__Exercise prompt__.
Every line of the records that holds the word "title" should be copied out.

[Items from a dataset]

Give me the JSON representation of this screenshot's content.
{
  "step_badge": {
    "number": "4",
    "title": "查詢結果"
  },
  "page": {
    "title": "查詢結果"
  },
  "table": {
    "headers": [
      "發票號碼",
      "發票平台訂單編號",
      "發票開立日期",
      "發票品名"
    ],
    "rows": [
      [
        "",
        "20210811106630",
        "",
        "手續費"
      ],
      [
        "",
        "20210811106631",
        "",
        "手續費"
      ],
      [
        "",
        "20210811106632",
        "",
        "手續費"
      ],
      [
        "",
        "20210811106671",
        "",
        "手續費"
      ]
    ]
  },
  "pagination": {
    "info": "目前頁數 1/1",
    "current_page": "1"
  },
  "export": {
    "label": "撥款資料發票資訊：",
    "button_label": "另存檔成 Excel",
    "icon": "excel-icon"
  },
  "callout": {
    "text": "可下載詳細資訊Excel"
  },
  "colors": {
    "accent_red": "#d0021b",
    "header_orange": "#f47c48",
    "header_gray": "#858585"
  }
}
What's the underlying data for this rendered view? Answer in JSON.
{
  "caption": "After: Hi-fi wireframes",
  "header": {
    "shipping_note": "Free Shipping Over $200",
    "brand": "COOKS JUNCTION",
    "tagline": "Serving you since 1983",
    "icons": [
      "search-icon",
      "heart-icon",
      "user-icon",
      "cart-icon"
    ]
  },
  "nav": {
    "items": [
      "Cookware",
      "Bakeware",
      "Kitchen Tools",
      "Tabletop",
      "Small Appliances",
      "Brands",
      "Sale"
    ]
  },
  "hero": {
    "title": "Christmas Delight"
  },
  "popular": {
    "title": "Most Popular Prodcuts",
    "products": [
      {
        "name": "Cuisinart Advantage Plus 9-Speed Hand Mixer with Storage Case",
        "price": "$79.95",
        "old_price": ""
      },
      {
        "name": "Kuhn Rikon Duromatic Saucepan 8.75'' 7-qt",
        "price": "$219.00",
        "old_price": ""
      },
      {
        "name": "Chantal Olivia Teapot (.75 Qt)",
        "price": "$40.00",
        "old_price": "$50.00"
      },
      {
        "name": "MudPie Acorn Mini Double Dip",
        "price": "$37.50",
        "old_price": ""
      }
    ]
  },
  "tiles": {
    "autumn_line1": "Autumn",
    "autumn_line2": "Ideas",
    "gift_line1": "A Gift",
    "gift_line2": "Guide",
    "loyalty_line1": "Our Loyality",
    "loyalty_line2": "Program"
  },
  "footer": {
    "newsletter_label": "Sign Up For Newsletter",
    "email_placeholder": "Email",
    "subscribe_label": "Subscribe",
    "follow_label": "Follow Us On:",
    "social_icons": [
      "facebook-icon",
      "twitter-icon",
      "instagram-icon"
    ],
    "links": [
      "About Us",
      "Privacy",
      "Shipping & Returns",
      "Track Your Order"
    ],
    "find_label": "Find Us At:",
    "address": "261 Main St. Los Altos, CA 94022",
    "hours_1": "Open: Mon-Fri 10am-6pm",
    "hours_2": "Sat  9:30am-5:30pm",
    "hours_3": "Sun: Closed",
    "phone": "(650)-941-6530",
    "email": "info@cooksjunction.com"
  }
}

__Solution for this task__.
    "title": "查詢結果"
    "title": "查詢結果"
    "title": "Christmas Delight"
    "title": "Most Popular Prodcuts",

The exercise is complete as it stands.